Now Farmer Fred has different approach. He is not a fan of sitting on his tractor all day and he decides that instead of developing a seed bed and deep drilling seeds into his pastures he is going to improve his sward by seeding native grasses and legumes on top of the soil. This is referred to as frost seeding and it is a concept that in keeping with nature. Plants tend to make a lot of seed at the end of the year because statistically not much of that seed will survive to germinate and grow. Some will be eaten by voles under the winter snow, some will germinate early to be munched on by the starving deer, and some will be taken by fungal or bacterial predation.
What Fred has on his side is that he is going to mimic this natural phenomenon. Frost seeding involves broadcasting seeds over the snow or on early spring or late fall ground when the nights are still below freezing and the days are in thaw temperatures. This freeze thaw cycle draws the seeds down into the soil where they are ready to germinate when the spring warm and wet is upon us. Fred also has the advantage of broadcasting on foot and avoid making ruts or compacting the soil with his tractor. To make matters better, Fred has chosen to seed native, perennial grasses and legumes onto his pastures. These are species that are well established and proven to thrive in this area and climate. By using native grasses that have a record of performance in his climate he has forced the most important factor in his seed establishment to be seed to soil contact. Ideally his pastures will have been eaten or mowed down at the end of the season to allow the seeds to fall through the thatch and contact the bare dirt. This is crucial to high germination rates and along with timing, the largest factors in the success of frost seeding.
So the grasses are finally growing on Fred’s place and although he didn’t get the germination rate that Joe did by drilling the seeds into the ground, he has much better coverage and grow out because the native grasses and legumes hold court over their usual areas where these plants were tilled under in Joe’s seed bed preparation. Joe has also saved some serious money by not running his tractor over the acreage prepping the seed beds.
This has been an awful lot to get this point across but there it is. Working with nature and your particular climate can save you some serious headaches and money. There is a time and a place for all different techniques to re seed your farm, improve your perennial sward, or graze your animals, but working with nature as opposed to against it will always be advantageous to your system. This is what Fred has done. He has mimicked the natural conditions in his area to accomplish the same goals.
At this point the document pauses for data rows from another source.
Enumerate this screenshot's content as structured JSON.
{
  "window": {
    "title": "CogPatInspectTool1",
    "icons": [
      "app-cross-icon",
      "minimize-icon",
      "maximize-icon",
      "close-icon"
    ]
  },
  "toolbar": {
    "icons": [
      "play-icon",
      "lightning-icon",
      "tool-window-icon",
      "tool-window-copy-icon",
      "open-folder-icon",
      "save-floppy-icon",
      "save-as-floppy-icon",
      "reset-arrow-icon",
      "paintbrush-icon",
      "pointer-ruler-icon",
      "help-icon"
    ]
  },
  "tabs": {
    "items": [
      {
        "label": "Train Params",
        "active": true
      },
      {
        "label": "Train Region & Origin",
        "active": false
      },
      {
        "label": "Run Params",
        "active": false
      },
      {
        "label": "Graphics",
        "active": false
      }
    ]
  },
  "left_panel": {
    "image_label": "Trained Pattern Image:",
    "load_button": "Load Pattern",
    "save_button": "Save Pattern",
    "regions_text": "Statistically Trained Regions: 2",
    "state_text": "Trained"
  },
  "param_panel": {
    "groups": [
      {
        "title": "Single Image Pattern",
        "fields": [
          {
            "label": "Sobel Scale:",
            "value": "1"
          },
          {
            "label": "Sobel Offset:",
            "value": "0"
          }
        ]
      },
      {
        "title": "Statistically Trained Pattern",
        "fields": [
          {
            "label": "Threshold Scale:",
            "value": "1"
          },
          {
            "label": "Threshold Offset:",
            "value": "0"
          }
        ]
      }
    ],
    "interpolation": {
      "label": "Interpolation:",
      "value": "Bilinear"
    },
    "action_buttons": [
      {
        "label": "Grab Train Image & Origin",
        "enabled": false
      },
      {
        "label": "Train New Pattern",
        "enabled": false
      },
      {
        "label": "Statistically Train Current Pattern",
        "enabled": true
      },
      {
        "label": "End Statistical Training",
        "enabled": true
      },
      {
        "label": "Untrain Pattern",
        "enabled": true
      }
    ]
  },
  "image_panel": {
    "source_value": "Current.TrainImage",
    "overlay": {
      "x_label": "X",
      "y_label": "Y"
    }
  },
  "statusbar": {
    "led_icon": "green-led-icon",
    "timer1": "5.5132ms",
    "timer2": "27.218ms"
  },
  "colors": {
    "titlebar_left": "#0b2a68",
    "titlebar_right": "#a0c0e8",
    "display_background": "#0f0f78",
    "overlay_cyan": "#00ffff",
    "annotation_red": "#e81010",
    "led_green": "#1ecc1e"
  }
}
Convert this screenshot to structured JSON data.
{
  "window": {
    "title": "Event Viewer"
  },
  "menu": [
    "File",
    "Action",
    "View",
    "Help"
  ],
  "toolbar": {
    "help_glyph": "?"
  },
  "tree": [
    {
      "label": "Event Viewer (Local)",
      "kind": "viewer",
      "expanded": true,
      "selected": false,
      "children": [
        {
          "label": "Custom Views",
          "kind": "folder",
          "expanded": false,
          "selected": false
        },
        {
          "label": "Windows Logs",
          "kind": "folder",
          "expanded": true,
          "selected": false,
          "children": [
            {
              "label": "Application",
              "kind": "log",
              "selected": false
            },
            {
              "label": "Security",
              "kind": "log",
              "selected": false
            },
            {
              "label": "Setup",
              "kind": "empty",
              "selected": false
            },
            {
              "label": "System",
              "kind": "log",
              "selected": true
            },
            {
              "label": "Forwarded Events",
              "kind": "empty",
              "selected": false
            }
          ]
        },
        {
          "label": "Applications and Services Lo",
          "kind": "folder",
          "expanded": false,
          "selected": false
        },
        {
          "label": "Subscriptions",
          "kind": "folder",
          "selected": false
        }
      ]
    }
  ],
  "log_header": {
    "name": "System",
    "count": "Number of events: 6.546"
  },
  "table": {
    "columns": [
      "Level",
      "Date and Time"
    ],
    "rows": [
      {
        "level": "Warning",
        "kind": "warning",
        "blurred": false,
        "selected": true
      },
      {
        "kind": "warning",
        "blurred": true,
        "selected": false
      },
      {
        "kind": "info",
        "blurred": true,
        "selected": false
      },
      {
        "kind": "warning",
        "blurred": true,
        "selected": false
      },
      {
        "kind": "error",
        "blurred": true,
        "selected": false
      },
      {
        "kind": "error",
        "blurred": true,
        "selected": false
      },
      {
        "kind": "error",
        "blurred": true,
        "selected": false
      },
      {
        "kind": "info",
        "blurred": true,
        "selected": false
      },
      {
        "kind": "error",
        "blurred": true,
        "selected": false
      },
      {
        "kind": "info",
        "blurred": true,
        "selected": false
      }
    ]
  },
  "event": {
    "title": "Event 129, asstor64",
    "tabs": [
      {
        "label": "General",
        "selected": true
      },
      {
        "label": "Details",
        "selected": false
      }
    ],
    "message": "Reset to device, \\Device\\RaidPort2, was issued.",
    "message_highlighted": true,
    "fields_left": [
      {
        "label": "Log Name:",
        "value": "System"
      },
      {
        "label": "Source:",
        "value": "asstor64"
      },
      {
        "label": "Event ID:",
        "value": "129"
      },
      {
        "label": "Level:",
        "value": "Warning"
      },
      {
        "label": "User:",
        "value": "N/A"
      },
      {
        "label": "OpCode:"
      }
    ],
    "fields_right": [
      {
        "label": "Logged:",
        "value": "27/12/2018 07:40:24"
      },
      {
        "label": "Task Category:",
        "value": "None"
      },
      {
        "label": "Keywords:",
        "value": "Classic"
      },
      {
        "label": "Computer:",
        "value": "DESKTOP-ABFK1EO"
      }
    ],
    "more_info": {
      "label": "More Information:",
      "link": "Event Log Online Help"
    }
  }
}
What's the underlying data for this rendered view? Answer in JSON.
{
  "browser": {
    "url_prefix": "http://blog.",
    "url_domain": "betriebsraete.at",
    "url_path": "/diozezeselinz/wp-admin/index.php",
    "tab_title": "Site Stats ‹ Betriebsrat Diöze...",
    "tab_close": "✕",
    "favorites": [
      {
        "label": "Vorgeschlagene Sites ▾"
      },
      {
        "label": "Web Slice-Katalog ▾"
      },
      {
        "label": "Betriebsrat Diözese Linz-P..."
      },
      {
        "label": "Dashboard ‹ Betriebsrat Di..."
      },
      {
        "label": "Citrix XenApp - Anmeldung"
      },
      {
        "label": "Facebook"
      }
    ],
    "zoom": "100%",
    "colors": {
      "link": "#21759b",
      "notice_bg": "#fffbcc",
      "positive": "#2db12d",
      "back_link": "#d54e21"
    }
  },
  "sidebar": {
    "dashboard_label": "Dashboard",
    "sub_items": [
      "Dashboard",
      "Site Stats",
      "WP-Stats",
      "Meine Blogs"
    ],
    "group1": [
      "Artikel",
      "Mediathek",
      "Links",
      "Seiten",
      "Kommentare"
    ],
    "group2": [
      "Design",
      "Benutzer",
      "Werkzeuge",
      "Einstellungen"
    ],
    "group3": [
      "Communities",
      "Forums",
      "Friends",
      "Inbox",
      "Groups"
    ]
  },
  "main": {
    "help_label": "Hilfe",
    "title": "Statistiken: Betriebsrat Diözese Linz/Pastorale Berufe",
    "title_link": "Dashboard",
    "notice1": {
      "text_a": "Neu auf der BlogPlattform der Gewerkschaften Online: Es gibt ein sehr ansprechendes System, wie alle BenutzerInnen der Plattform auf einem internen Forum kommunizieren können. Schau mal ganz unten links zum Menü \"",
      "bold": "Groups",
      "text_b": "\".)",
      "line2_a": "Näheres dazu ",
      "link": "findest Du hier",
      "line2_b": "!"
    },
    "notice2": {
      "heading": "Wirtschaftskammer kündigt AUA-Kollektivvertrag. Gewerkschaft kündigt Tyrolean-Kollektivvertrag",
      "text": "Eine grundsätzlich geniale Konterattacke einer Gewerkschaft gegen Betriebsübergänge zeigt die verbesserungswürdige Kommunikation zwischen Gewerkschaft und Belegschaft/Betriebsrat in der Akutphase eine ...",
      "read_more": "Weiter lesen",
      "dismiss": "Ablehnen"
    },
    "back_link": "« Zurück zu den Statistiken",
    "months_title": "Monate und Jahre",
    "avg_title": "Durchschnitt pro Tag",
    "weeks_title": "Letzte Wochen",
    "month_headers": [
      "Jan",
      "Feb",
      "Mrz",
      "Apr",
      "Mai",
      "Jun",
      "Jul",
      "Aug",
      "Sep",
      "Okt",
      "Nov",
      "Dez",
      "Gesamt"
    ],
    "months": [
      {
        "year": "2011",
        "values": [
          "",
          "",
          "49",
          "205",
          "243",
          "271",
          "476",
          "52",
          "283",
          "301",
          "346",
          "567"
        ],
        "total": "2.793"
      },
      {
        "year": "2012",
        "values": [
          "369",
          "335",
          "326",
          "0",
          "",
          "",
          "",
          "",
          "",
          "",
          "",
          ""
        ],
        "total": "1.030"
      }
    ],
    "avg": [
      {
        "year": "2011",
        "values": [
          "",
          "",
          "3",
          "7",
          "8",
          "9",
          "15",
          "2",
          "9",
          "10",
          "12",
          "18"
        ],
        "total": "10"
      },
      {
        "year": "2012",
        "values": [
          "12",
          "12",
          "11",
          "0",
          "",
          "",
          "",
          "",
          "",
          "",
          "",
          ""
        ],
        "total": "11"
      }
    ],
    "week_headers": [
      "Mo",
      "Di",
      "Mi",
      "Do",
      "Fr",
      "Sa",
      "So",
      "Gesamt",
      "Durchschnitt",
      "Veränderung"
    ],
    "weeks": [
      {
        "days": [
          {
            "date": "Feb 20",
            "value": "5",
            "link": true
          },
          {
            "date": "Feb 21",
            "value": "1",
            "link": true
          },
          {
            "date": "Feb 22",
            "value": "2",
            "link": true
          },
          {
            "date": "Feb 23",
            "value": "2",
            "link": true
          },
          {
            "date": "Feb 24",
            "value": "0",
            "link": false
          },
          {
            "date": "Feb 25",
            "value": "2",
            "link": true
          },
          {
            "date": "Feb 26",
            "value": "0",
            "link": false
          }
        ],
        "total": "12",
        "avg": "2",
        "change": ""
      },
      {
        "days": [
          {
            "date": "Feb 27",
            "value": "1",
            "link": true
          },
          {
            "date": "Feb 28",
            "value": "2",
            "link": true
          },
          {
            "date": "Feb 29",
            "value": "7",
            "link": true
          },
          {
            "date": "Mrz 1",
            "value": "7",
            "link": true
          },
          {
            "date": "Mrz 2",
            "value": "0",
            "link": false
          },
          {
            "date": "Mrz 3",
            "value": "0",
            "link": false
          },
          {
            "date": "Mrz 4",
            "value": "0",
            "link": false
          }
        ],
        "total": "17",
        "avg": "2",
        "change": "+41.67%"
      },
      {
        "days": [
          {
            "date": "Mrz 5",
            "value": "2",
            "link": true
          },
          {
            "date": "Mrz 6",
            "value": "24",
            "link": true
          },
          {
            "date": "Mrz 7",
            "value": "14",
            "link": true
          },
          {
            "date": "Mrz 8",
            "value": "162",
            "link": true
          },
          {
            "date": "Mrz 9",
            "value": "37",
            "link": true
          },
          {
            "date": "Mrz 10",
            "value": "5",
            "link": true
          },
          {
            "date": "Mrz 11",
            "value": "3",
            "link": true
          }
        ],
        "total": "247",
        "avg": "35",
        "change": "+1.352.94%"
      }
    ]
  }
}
Our perennial grasses and legumes spend the summer making seeds, which are dispersed in the fall and are drawn into the soil by the freeze and thaw cycle of winter to emerge in the summer and begin the cycle anew. I encourage you to go out and get a broadcaster and a nice legume heavy seed mix and do some frost seeding this year. Try and let some these areas go to seed and disperse their own seeds across your acreage at no further cost to you. This simple and effective technique mirrors the natural process, it allows you to walk your property and think on what areas are in need of improvement, and if you are also utilizing progressive grazing practices you can be sure that this technique will pay off for years to come.
There are many techniques and preferences when frost seeding pastures. Many farmers utilize no till seeders to drill these seeds at shallow depths when conditions are right. But some pastures are too wet or too dry for that work. My advice is to watch the video, read the fact sheets, talk to your seed dealers and watch the weather to decide what and how is best for your particular property. Oh, and you can always call me and we can talk too!
Here are some links to frost seeding guides